And it is not just the meat industry which is the culprit. The dairy industry also requires considerable water use. According to CSIRO (Australia’s Commonwealth Scientific and Research Organization) expansion of the dairy industry in the Murray Darling Basin between 1990 and 2000 resulted in an increase in water use from 2,400 billion litres to 4,200 billion litres, contributing significantly to the water crisis which has been dominating news here over the past two years.

Then there is the problem of land clearance. Between 1990 and 2004, the cattle industry in Australia cleared around 400,000 hectares a year in what has been described as ‘one of the most devastating attacks on biodiversity in our country’s history – a higher per capita rate of clearing than in the Amazon’.

Oh. And did I mention the problem of disposing of the waste produced by 28.8 million cows?

All in all, it does not make sense environmentally to have a population of cows which exceeds the human population. But it does make sense economically. In 2006, 26 million of these cows were bred for meat whilst just 2.8 million were bred for milk. And the main reason why so many cows were bred for meat was to feed the export market. In 2006-07, the three main buyers were Japan, the USA and South Korea. Together, these three countries bought nearly 1 million tons of Australian beef and veal. This illustrates both the globalized nature of the meat industry and the complex nature of the task facing those of us who have ethical and/or environmental objections to it.

Campaigning within national boundaries and making individual lifestyle choices can and will make an impact in the long term. But, by then, it will probably be too late. What is needed is an (enforceable) international agreement to curb or end the production of and trade in animal products. As outlined above, the environmental arguments in favour of this are compelling and so, I believe, are the ethical arguments. There are even some signs that the tide is turning this way. Recently, the UN Food and Agriculture Organization admitted that livestock contribute more to global warming than transport and, earlier this year, Rajendra Pachauri, Chair of the Intergovernmental Panel of Climate Change (IPCC) said in January 2008: ‘Please eat less meat – meat is a very carbon intensive commodity…This is something the IPCC was afraid to say earlier, but now we have said it.’ These are fine words, but, unless they are accompanied by action, they will simply amount to hot air. And, as we know, there is already too much hot air in the world. That is the problem.

‘Francanola’ threatens Aussies

Polls show that a huge majority of Australians – up to 90 per cent – support the ban on genetically modified (GM) crops. But this did not stop John Brumby, State Premier of Victoria, bowing to pressure from big agribusiness and announcing in November that he would not renew the current moratorium.

He and his counterpart in New South Wales (NSW), which also plans to end the ban in early 2008, argue that farmers have been missing out on export opportunities to the US and Canada because of their failure to adopt GM canola (oilseed rape) and that the volte-face will bring higher profits.
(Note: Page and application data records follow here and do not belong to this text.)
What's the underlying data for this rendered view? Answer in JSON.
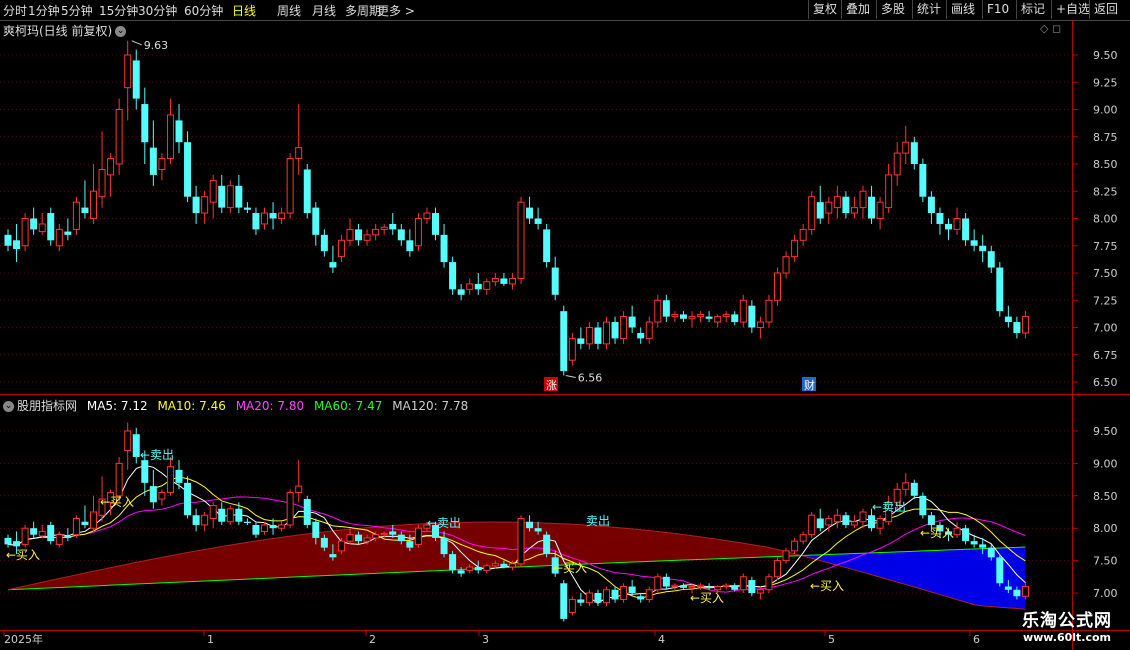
{
  "topbar": {
    "periods": [
      "分时",
      "1分钟",
      "5分钟",
      "15分钟",
      "30分钟",
      "60分钟",
      "日线",
      "周线",
      "月线",
      "多周期",
      "更多 >"
    ],
    "active_period": "日线",
    "buttons": [
      "复权",
      "叠加",
      "多股",
      "统计",
      "画线",
      "F10",
      "标记",
      "+自选",
      "返回"
    ]
  },
  "main_panel": {
    "title": "爽柯玛(日线 前复权)",
    "y_ticks": [
      "9.50",
      "9.25",
      "9.00",
      "8.75",
      "8.50",
      "8.25",
      "8.00",
      "7.75",
      "7.50",
      "7.25",
      "7.00",
      "6.75",
      "6.50"
    ],
    "high_label": "9.63",
    "low_label": "6.56",
    "event_zhang": "涨",
    "event_cai": "财"
  },
  "indicator_panel": {
    "name": "股朋指标网",
    "ma5": "MA5: 7.12",
    "ma10": "MA10: 7.46",
    "ma20": "MA20: 7.80",
    "ma60": "MA60: 7.47",
    "ma120": "MA120: 7.78",
    "y_ticks": [
      "9.50",
      "9.00",
      "8.50",
      "8.00",
      "7.50",
      "7.00"
    ],
    "buy_label": "←买入",
    "sell_label": "←卖出",
    "sell_label_plain": "卖出"
  },
  "x_axis": {
    "labels": [
      "2025年",
      "1",
      "2",
      "3",
      "4",
      "5",
      "6"
    ]
  },
  "colors": {
    "up": "#ff3333",
    "down": "#54fcfc",
    "ma5": "#ffffff",
    "ma10": "#ffff00",
    "ma20": "#ff00ff",
    "ma60": "#00ff00",
    "ma120": "#cccccc",
    "band_red": "#8b0000",
    "band_blue": "#0000ff"
  },
  "watermark": {
    "line1": "乐淘公式网",
    "line2": "www.60lt.com"
  }
}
It will ‘put farmers on a level playing field with their overseas counterparts for the first time’, claims one minister.

Anti-GM campaigners are appalled by the u-turn, which will mean that Australia as a whole will lose its GM-free status. Brumby’s deeply unpopular decision was taken without consultation with MPs. The majority of Australian farmers are anti-GM, and even Goodman Fielder, Australia’s largest food company, supports the ban, as do a further 250 food companies. The Network of Concerned Farmers has a very different take from Brumby on what the economic outcome of ending the ban will be: a loss of over A$65 million (US$55 million) a year for non-GM farmers.

But never fear! Over 25,000 protest cards have been sent to the NSW Government, and activists are dusting off their green gloves and pledging to rip up the so-called Frankenstein crops wherever they are planted.